* WHAT YOU ARE ASKED TO DO: Go through the records and restate them word for word, omitting images.

Interface dataset entries

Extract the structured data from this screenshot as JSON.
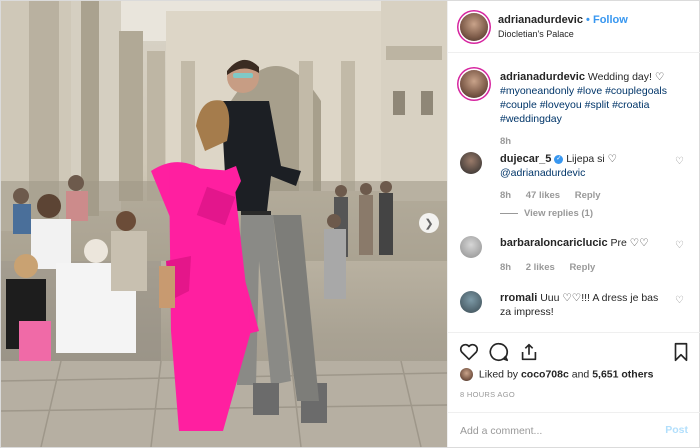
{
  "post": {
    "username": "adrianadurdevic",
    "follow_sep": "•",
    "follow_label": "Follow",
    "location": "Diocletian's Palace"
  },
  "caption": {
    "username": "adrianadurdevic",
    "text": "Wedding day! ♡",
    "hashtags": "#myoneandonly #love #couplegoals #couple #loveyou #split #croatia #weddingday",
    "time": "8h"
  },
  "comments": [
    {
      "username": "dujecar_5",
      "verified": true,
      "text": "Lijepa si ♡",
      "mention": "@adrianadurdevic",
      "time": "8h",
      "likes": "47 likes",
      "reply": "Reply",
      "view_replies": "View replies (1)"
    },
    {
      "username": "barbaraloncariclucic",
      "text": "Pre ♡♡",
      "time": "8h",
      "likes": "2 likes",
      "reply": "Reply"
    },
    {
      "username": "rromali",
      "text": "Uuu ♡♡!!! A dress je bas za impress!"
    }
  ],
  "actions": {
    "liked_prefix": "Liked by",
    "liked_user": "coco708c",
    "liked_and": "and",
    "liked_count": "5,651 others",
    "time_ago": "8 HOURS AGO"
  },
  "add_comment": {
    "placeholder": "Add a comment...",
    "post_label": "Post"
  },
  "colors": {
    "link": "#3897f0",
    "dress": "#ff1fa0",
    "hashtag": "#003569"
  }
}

* EXERCISE SOLUTION:
Extract the structured data from this screenshot as JSON.
{
  "post": {
    "username": "adrianadurdevic",
    "follow_sep": "•",
    "follow_label": "Follow",
    "location": "Diocletian's Palace"
  },
  "caption": {
    "username": "adrianadurdevic",
    "text": "Wedding day! ♡",
    "hashtags": "#myoneandonly #love #couplegoals #couple #loveyou #split #croatia #weddingday",
    "time": "8h"
  },
  "comments": [
    {
      "username": "dujecar_5",
      "verified": true,
      "text": "Lijepa si ♡",
      "mention": "@adrianadurdevic",
      "time": "8h",
      "likes": "47 likes",
      "reply": "Reply",
      "view_replies": "View replies (1)"
    },
    {
      "username": "barbaraloncariclucic",
      "text": "Pre ♡♡",
      "time": "8h",
      "likes": "2 likes",
      "reply": "Reply"
    },
    {
      "username": "rromali",
      "text": "Uuu ♡♡!!! A dress je bas za impress!"
    }
  ],
  "actions": {
    "liked_prefix": "Liked by",
    "liked_user": "coco708c",
    "liked_and": "and",
    "liked_count": "5,651 others",
    "time_ago": "8 HOURS AGO"
  },
  "add_comment": {
    "placeholder": "Add a comment...",
    "post_label": "Post"
  },
  "colors": {
    "link": "#3897f0",
    "dress": "#ff1fa0",
    "hashtag": "#003569"
  }
}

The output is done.